• _ACTIVITY_:
Every line below that holds the string "screenshot" should be copied out.

****************************************

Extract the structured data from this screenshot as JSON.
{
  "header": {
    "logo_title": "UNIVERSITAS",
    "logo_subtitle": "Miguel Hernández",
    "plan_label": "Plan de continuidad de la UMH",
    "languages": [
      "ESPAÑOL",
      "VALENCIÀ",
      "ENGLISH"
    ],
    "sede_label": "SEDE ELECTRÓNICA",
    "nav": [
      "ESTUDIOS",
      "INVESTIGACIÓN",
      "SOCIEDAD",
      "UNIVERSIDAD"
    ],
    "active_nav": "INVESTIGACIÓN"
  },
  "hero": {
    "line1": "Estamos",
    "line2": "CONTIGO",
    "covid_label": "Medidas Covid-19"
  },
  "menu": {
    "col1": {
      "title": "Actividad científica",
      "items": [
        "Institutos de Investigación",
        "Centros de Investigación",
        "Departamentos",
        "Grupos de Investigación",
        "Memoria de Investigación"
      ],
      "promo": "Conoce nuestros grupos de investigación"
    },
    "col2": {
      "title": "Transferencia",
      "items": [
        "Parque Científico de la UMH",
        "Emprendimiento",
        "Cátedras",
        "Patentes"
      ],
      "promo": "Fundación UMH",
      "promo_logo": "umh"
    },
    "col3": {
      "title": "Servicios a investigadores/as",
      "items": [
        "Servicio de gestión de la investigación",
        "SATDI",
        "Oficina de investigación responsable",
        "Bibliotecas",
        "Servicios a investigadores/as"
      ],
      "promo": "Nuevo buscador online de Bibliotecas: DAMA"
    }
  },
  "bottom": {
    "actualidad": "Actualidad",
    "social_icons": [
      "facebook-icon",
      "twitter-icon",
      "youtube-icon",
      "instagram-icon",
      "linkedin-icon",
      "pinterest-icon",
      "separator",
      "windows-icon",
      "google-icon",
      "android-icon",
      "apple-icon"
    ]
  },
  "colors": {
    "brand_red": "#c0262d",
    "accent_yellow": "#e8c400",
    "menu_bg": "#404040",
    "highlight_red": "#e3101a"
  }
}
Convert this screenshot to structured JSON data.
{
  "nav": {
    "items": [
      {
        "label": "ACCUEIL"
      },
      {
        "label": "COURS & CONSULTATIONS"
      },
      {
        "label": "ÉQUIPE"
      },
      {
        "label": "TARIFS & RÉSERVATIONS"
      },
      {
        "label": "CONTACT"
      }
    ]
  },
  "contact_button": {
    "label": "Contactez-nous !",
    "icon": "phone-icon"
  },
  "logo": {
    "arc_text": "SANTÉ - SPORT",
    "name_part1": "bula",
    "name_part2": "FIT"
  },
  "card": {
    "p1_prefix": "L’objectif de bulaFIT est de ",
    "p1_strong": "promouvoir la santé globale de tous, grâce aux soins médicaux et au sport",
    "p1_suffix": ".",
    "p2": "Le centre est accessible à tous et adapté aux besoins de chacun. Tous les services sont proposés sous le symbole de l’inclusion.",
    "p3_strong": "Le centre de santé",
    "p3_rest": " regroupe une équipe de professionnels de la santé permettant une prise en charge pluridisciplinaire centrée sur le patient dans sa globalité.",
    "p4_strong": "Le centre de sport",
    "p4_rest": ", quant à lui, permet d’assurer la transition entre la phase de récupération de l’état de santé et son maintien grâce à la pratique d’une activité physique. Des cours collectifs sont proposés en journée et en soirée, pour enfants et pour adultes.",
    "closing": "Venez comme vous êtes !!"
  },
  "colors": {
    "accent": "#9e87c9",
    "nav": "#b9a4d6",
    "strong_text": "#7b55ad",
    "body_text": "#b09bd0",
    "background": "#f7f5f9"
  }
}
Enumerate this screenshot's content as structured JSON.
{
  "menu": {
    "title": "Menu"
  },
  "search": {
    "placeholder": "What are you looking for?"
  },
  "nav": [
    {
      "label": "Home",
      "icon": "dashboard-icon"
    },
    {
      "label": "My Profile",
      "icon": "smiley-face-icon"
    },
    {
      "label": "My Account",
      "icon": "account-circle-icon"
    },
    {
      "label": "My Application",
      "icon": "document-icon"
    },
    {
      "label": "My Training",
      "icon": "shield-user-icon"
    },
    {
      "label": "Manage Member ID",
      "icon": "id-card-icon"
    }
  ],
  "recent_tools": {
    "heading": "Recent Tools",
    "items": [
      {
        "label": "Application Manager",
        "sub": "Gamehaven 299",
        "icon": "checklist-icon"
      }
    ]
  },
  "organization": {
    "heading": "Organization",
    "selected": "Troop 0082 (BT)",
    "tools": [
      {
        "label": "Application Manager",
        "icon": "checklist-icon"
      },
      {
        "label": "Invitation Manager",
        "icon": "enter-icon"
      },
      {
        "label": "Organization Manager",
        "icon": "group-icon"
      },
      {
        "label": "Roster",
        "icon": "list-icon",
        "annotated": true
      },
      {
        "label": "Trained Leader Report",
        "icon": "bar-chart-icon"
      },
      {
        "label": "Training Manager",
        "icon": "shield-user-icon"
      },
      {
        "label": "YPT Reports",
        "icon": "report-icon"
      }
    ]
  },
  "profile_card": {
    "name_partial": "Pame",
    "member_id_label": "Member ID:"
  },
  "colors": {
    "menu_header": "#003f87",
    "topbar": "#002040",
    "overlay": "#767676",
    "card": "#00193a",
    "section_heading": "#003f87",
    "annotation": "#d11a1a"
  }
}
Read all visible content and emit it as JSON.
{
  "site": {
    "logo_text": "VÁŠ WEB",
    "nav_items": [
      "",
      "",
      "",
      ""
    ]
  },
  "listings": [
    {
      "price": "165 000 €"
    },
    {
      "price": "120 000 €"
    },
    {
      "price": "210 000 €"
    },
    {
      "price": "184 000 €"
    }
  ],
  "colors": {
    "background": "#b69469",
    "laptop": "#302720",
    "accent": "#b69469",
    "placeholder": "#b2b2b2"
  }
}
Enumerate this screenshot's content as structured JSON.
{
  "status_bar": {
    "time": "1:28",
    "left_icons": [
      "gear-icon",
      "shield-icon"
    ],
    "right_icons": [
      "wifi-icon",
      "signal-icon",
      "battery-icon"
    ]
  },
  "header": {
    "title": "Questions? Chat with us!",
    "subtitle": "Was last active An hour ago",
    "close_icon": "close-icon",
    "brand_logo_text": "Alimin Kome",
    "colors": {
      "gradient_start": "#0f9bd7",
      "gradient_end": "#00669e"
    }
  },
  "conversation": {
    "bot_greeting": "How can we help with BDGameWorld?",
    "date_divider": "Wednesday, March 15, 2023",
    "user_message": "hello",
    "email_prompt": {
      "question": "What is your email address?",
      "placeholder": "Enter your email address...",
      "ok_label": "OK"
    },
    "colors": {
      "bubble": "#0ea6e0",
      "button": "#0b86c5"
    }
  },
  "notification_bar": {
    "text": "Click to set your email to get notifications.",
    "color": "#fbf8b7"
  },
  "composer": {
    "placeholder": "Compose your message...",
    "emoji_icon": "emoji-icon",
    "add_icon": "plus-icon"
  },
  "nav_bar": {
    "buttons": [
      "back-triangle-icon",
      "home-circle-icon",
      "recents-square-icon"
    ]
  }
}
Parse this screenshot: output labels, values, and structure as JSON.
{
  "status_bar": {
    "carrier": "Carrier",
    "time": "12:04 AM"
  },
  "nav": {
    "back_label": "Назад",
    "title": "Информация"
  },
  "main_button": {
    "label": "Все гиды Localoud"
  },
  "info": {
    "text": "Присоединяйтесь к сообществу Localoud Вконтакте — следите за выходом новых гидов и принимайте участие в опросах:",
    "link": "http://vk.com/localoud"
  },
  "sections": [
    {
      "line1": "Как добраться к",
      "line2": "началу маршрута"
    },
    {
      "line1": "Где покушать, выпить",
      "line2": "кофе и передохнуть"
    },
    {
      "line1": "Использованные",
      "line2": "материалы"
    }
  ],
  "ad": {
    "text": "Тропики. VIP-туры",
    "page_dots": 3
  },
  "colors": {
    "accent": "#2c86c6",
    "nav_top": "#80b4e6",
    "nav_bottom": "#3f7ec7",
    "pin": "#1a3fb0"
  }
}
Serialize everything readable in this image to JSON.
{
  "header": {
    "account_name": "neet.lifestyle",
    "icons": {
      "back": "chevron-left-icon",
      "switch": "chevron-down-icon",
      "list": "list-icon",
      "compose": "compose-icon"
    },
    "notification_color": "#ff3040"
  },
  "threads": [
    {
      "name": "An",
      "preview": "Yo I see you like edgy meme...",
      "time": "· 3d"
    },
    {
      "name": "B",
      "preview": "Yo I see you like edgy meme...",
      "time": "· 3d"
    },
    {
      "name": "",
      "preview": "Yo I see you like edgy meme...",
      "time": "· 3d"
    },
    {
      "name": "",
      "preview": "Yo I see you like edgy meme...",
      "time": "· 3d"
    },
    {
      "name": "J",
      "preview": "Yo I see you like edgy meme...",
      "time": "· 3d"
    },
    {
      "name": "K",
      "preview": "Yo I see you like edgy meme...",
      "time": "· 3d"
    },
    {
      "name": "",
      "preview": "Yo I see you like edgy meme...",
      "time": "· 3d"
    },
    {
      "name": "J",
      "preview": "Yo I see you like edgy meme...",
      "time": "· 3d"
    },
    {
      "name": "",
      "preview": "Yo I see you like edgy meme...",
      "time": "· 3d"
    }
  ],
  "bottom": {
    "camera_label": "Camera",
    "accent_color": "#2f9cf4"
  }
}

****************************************

• _WRITTEN REPLY_:
Extract the structured data from this screenshot as JSON.
Convert this screenshot to structured JSON data.
Enumerate this screenshot's content as structured JSON.
Enumerate this screenshot's content as structured JSON.
Parse this screenshot: output labels, values, and structure as JSON.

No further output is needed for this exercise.